gunwale, gunnel

D: The upper edge of the side of a vessel. (So called because guns were mounted on it.)

W: the top edge of the hull of a nautical vessel, where it meets the deck.


TFD: A narrow passage or channel.


(measure) a drop


TFD: A rope, cord, or cable used to steady, guide, or secure something.

F: a rope used to keep steady any weighty body whilst it is hoisting or lowering, particularly when the ship is shaken by a tempestuous sea. Guy is likewise a large slack rope, extending from the head of the mainmast to the head of the foremast, and having two or three large blocks fastened to the middle of it. This is chiefly employed to sustain the tackle used to hoist in and out the cargo of a merchant ship, and is accordingly removed from the mastheads as soon as the vessel is laden or delivered.


W: To shift a fore-and-aft sail suddenly and forcefully from one side to the other, while sailing before the wind. (also jibe.)

TFD: to shift suddenly from one side of the vessel to the other when running before the wind, as the result of allowing the wind to catch the leech

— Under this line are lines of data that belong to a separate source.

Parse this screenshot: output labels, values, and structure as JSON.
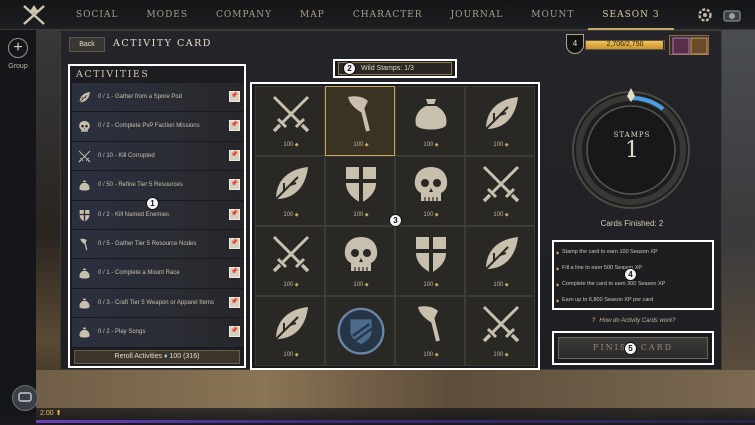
{
  "nav": {
    "items": [
      "SOCIAL",
      "MODES",
      "COMPANY",
      "MAP",
      "CHARACTER",
      "JOURNAL",
      "MOUNT",
      "SEASON 3"
    ],
    "active_index": 7
  },
  "rail": {
    "group_label": "Group"
  },
  "header": {
    "back_label": "Back",
    "title": "ACTIVITY CARD",
    "season_level": "4",
    "xp_text": "2,706/2,750",
    "xp_fraction": 0.984
  },
  "activities": {
    "header": "ACTIVITIES",
    "items": [
      {
        "icon": "leaf-icon",
        "text": "0 / 1 - Gather from a Spore Pod"
      },
      {
        "icon": "skull-icon",
        "text": "0 / 2 - Complete PvP Faction Missions"
      },
      {
        "icon": "crossed-swords-icon",
        "text": "0 / 10 - Kill Corrupted"
      },
      {
        "icon": "bag-icon",
        "text": "0 / 50 - Refine Tier 5 Resources"
      },
      {
        "icon": "shield-icon",
        "text": "0 / 2 - Kill Named Enemies"
      },
      {
        "icon": "axe-icon",
        "text": "0 / 5 - Gather Tier 5 Resource Nodes"
      },
      {
        "icon": "bag-icon",
        "text": "0 / 1 - Complete a Mount Race"
      },
      {
        "icon": "bag-icon",
        "text": "0 / 3 - Craft Tier 5 Weapon or Apparel Items"
      },
      {
        "icon": "bag-icon",
        "text": "0 / 2 - Play Songs"
      }
    ],
    "reroll_label": "Reroll Activities",
    "reroll_cost": "100 (316)"
  },
  "wild_stamps": {
    "text": "Wild Stamps: 1/3"
  },
  "grid": {
    "cells": [
      {
        "symbol": "swords",
        "value": "100"
      },
      {
        "symbol": "axe",
        "value": "100",
        "highlight": true
      },
      {
        "symbol": "bag",
        "value": "100"
      },
      {
        "symbol": "leaf",
        "value": "100"
      },
      {
        "symbol": "leaf",
        "value": "100"
      },
      {
        "symbol": "shield",
        "value": "100"
      },
      {
        "symbol": "skull",
        "value": "100"
      },
      {
        "symbol": "swords",
        "value": "100"
      },
      {
        "symbol": "swords",
        "value": "100"
      },
      {
        "symbol": "skull",
        "value": "100"
      },
      {
        "symbol": "shield",
        "value": "100"
      },
      {
        "symbol": "leaf",
        "value": "100"
      },
      {
        "symbol": "leaf",
        "value": "100"
      },
      {
        "symbol": "stamp",
        "value": ""
      },
      {
        "symbol": "axe",
        "value": "100"
      },
      {
        "symbol": "swords",
        "value": "100"
      }
    ]
  },
  "stamps": {
    "label": "STAMPS",
    "count": "1",
    "cards_finished": "Cards Finished: 2"
  },
  "rules": [
    "Stamp the card to earn 100 Season XP",
    "Fill a line to earn 500 Season XP",
    "Complete the card to earn 300 Season XP",
    "Earn up to 6,800 Season XP per card"
  ],
  "help_text": "How do Activity Cards work?",
  "finish_label": "FINISH CARD",
  "markers": [
    "1",
    "2",
    "3",
    "4",
    "5"
  ],
  "footer": {
    "level": "2.00"
  },
  "colors": {
    "accent": "#c9a55a",
    "xp": "#f1c453",
    "gem": "#7ad0ff"
  }
}
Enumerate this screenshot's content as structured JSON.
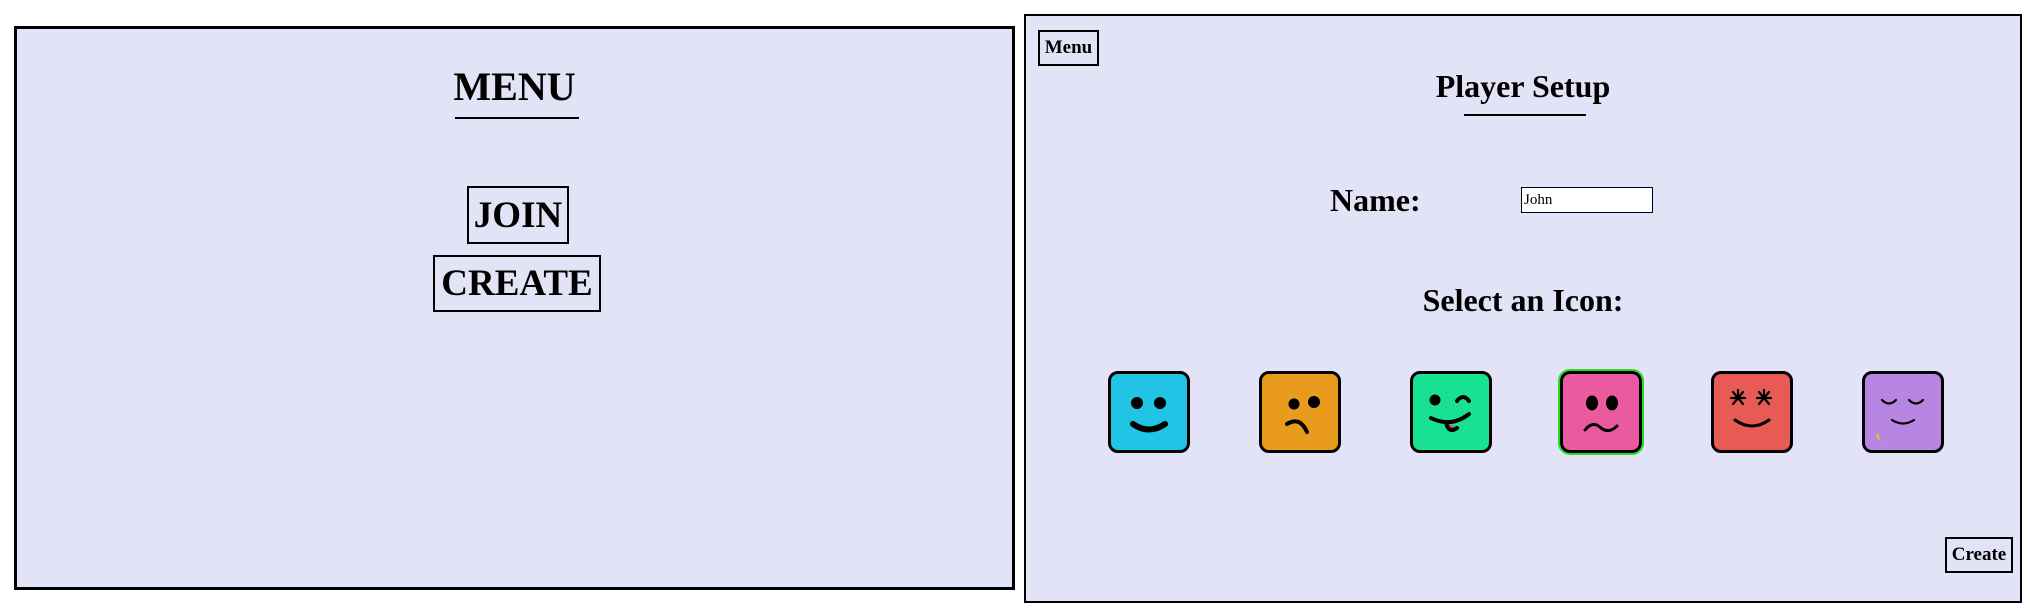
{
  "menu_screen": {
    "title": "MENU",
    "join_label": "JOIN",
    "create_label": "CREATE"
  },
  "setup_screen": {
    "menu_button_label": "Menu",
    "title": "Player Setup",
    "name_label": "Name:",
    "name_value": "John",
    "select_icon_label": "Select an Icon:",
    "create_button_label": "Create",
    "icons": [
      {
        "name": "happy-face-icon",
        "color": "#22c4e6"
      },
      {
        "name": "unsure-face-icon",
        "color": "#e89b1c"
      },
      {
        "name": "wink-face-icon",
        "color": "#18e291"
      },
      {
        "name": "worried-face-icon",
        "color": "#ea5a9e"
      },
      {
        "name": "grin-face-icon",
        "color": "#e85a55"
      },
      {
        "name": "sleepy-face-icon",
        "color": "#b985e3"
      }
    ],
    "selected_icon_index": 3,
    "selected_outline_color": "#22dd22"
  }
}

F: (gybing) the act of shifting any boom sail from one side of the mast to the other. In order to understand this operation more clearly, it is necessary to remark, that by a boom sail is meant any sail whose bottom is extended by a boom, the foreend of which is hooked to it's respective mast, so as to swing occasionally on either side of the vessel, describing an arch, of which the mast will be the center. As the wind or the course changes, it also becomes frequently necessary to change the position of the boom, together with it's sail, which is accordingly shifted to the other side of the vessel as a door turns upon it's hinges. The boom is pushed out by the effort of the wind upon the sail, and is resrained in a proper situation by a strong tackle communicating with the vessel's stern, and called the sheet. It is also confined on the fore-part by another tackle, called the guy.